Fierce Media further pointed out that the article had few details on the supposed sale nor did it quote anybody by name or who was even talking about the issue. The uptick in the stock price makes the whole thing feel a little suspicious. I don’t think Roku is pushing the story but I think that somebody who has something to gain by manipulating the stock market may be.

And as is usual, every headline touting the supposed interest is based on the same unsubstantiated account from Business Insider. When there are multiple publications reporting a story, some readers think “well look at all the people saying it, it must be true”. Keep in mind, a lot of people said that the year 2000 would lead to all of our computers self-destructing too.

Not that Netflix or Roku would openly admit it if they were going to do something before they had to file the actual paperwork on such a transaction, but the story has the feel of a slow news cycle story.

One should ask the question, why would Netflix go in that direction? The argument that some are making is that it would give Netflix a bully platform to market their content. This is not incorrect. Some speculate that it would help Netflix navigate adding advertisements to its content. Again this is logical, but Netflix can hire its own advertising people. It is not as though Roku invented the whole idea.

If a merger between Roku and Netflix came off, it would also be the kind of merger that puts two entities that do completely different things together. And we have seen again and again that this does not work. There was a good reason that Roku, which started as a Netflix project to bring streaming to TVs in the first place ended up being a totally separate company.

All over the communications and entertainment industry, we are seeing companies untangle odd pairings. AT&T thought it could get ahead by buying into TV channels and distribution platforms and found itself trying to force square pegs into round holes. Netflix is a content company, Roku, despite its own investment into original content is a platform advertising company. Netflix does not need any help getting onto platforms. It’s on all of them.

Does anybody remember AOL Time Warner? Shoot does anybody remember AOL?

Some companies belong together. The merger between Viacom and CBS made perfect sense. Two companies that make content that can complement the other merged to make an existing streaming service more viable and expand the portfolio of their respective studios. Heck, the two were one company before already.

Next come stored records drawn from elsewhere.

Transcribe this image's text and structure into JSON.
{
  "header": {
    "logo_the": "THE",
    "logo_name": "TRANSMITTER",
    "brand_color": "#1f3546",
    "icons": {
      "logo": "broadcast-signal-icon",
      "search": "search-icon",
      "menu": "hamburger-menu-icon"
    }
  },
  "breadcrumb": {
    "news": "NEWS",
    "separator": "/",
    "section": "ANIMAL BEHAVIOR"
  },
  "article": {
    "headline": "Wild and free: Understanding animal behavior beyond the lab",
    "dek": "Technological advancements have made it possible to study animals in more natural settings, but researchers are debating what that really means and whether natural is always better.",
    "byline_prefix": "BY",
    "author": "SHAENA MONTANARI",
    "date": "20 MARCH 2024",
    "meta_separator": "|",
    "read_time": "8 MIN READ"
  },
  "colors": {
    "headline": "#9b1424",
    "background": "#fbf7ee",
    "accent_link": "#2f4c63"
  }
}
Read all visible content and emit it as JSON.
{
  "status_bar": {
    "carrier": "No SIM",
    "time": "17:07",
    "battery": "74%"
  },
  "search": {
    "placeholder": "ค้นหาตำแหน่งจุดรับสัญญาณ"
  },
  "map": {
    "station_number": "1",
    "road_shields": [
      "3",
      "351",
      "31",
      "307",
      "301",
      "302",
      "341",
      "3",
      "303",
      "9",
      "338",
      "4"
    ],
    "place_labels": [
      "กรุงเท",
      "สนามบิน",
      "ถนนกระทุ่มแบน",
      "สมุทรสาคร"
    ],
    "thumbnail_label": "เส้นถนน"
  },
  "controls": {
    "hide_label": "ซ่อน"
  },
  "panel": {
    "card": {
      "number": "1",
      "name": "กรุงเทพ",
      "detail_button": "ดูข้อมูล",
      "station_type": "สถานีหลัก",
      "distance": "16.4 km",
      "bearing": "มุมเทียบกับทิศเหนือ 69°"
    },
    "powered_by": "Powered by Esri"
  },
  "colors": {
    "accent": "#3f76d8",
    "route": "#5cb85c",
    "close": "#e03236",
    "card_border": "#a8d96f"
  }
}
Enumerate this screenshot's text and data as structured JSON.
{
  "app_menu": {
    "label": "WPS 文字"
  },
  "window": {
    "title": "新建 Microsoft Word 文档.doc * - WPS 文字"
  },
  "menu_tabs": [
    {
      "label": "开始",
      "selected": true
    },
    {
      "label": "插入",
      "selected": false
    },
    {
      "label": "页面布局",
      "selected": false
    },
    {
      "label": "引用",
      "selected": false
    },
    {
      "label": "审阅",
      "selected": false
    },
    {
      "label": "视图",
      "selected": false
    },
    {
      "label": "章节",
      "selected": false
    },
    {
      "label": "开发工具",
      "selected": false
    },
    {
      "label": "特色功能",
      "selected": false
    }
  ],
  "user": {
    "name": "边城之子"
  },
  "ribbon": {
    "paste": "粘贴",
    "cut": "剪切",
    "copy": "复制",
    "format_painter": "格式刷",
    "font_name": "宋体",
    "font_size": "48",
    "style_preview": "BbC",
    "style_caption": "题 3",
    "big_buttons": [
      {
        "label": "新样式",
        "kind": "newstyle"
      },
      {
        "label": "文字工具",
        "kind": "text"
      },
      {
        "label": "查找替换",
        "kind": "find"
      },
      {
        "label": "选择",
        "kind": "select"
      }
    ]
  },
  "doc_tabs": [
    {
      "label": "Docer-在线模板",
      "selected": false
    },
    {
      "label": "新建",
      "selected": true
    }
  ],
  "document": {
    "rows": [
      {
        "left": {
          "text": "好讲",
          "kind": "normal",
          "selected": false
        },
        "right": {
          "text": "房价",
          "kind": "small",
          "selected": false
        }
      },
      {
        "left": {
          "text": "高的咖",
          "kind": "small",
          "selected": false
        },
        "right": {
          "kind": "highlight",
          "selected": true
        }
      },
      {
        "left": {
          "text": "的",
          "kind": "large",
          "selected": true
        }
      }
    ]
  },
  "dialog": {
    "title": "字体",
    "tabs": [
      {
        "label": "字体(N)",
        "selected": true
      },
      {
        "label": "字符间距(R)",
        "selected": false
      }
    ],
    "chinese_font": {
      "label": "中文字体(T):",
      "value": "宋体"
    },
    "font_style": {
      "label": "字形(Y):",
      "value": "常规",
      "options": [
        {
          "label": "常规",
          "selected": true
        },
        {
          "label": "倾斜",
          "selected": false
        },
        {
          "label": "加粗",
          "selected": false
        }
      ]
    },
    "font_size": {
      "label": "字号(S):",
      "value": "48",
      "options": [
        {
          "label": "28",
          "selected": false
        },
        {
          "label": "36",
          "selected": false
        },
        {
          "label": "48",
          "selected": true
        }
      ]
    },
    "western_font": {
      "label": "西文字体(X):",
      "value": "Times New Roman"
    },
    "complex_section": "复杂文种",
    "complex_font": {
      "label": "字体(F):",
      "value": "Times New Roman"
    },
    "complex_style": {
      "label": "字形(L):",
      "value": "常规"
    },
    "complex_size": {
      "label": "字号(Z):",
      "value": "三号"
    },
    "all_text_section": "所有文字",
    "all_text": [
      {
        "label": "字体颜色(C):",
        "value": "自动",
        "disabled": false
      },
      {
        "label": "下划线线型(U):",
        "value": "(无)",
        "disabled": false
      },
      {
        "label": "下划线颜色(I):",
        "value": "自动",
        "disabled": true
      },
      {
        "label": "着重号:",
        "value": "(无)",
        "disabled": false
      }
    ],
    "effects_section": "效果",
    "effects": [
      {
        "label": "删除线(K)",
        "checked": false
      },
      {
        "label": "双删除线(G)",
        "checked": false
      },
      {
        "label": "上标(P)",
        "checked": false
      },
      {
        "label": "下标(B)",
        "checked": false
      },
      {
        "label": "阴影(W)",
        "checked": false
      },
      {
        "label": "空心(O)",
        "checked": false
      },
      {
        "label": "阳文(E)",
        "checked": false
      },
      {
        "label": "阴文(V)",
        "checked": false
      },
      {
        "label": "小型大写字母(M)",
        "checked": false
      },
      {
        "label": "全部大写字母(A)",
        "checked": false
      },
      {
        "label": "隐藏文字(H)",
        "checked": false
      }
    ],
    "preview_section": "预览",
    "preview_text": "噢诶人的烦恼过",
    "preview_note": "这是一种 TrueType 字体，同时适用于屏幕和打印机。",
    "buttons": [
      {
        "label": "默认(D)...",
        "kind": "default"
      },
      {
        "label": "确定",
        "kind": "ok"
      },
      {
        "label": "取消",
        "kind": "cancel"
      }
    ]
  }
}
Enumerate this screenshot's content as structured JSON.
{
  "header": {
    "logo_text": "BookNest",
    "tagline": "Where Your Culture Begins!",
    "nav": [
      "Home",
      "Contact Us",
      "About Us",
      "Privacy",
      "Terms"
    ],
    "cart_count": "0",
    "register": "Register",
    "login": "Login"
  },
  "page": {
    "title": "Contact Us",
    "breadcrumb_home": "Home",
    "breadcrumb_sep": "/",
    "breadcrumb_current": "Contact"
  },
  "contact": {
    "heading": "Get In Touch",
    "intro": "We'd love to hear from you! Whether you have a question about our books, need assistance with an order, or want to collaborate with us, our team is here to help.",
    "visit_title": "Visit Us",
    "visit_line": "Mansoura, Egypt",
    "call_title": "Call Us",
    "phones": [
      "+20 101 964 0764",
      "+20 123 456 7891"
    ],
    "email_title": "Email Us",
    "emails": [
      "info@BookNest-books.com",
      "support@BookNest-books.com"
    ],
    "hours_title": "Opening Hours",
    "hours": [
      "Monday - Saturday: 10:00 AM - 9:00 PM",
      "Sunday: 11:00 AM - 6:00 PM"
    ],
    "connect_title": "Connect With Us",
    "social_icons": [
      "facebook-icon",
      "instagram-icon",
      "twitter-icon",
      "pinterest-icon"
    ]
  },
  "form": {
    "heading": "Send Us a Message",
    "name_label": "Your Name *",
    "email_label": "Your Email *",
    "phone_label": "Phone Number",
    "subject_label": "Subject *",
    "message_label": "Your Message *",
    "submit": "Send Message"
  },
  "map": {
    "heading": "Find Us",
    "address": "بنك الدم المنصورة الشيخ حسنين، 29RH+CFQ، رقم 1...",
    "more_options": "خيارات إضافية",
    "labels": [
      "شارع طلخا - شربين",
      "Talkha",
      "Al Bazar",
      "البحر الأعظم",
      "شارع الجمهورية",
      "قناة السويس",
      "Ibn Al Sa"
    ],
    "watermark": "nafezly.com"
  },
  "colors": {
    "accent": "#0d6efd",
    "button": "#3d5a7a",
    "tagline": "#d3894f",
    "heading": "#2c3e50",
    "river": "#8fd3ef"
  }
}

Another major story was Disney buying out its partners with Hulu. The merger with 20th century Fox and so on give a studio more studios, It gave it more intellectual property, it gave Disney more control of Hulu which it had been developing for years. Similarly, if Disney were to purchase a company that owned theme parks like say, “Sea World” it could be an expansion of its brand or a way to get more of a foothold in Florida. But it would probably not want to buy McDonalds, because they don’t do the same thing.

So right now I am going to lump Netflix buying Roku alongside of the Cheap Apple TV rumor, the “Apple is making a TV rumor, the expectation of a Microsoft cloud player device and others. Expect Netflix to concentrate on steadying the ship, reducing spending, and rolling out its new tiers. If Roku is going to be involved in any major transactions it is much more likely to be the one buying. I would keep an eye on Roku and Starz, or Redbox. You have to seriously consider how a company will work once the deal is done.

Of course, I can totally be wrong. So we will see. But until a reputable source comes forward this is nothing.